And even with that definition, it’s hard to figure out exactly what is or isn’t digital blackface.
This is the challenge that Elizabeth Halford faces.
Halford, a brand designer, wrote an essay apologizing in 2020 about how she made a meme with the catchphrase “No time for it” by Wilkins and sent someone a GIF of singer Beyonce repeating: “I’m not bossy, I am the chef.”
“I got wrapped up in digital blackface,” Halford wrote. Eu ri de pessoas de cor no noticiário facing horrific crimes, disasters and losses. I appropriated the black trauma as pies and I ripped off their faces to place or say what I can’t say, to make you laugh or just because it went viral.
Halford told CNN that she was embarrassed to ignore the context of the Sweet Brown interview. A woman has just experienced a tragedy.
“Acho that we are so graceful how the (black) people tell their stories with so much talent”, she says. “But not at the end of the day, the property of a woman hit a fire while she was in bed.”
But Halford says that this does not mean that she will not use more GIFs of black people. She is not opposed to Beyoncé’s “I am the chef” meme because she thinks it is empowering women. She says that since a meme or GIF “becomes empowering and not humiliating”, she feels free to use it.
Além disso, says Halford, if she refrains from using any black meme, she faces another problem:
“These are the most effective, because the whites are very flat”, she says.
Jackson, in his essay for Vogue, admits that it can be hard to know where to draw the line.
“Now, I am not suggesting that white and non-black people refrain from disclosing the image of a black person for fun or something else…” she writes. “There is no book of rules step by step prescriptive or proscriptive to follow, no one is coming to throw the GIFs.”
But no digital behavior exists in a deracialized vacuum, she says.
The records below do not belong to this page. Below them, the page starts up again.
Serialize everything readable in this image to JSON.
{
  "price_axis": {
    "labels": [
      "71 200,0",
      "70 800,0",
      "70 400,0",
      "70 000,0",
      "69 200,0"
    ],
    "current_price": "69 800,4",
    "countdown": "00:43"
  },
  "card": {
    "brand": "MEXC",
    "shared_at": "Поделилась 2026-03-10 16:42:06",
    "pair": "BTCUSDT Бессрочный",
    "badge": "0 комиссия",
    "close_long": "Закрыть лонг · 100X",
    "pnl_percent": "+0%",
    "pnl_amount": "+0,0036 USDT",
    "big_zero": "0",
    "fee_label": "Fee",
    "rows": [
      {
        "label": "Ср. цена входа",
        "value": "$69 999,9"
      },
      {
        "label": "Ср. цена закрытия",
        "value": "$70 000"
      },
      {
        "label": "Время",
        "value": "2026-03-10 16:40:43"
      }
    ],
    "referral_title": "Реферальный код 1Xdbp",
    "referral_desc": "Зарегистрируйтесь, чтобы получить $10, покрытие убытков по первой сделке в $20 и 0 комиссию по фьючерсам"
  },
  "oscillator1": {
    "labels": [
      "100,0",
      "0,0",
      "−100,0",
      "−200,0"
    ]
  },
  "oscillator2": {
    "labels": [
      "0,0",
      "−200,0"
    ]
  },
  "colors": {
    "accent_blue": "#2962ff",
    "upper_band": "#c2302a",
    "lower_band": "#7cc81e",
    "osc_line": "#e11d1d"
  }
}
A white person can espalhar digital blackface without malicious intent.
“The digital blackface does not disbelieve the intention, but an act – or act of inhabiting a black person”, she adds. “Employing digital technology to co-opt a perceived or legal cache black also involves representing blackness in a tradition of menestrel.
“No matter how brief the performance or playful intent, summoning black images to play types means giving a pirouette in more than 150 years of American blackface tradition.”
So, what happened to Sweet Brown?
Another challenge with the definition of digital blackface is that some of the supposed victims of the practice may become irritated at or be labeled as victims of racism.
Consider what happened to the woman now known as Sweet Brown after she went viral. She hired an agent and appeared on “The View” and “Jimmy Kimmel Live”. A self-adjusted version of her original video of her now has less than 22 million views.
Sweet Brown faced the public with accusations that she had been scouted. But she has little to do with her race.
In 2013, she sued Apple and an Oklahoma radio program for using her image without permission and producing music, sold on iTunes, that showed some of her borders.
Sweet Brown is a victim of digital blackface? Or did she benefit from the exposure?
It’s a difficult question. But, while this is a white person who is thinking of using a GIF “sure minha peruca”, consider or advise that Jackson offers her Teen Vogue essay for white people who pretend to be black online.
“If you always look for a black face to unleash your inner sassy monster, you might consider going further and picking this beautiful Taylor Swift GIF instead.”
Source: CNN Espanol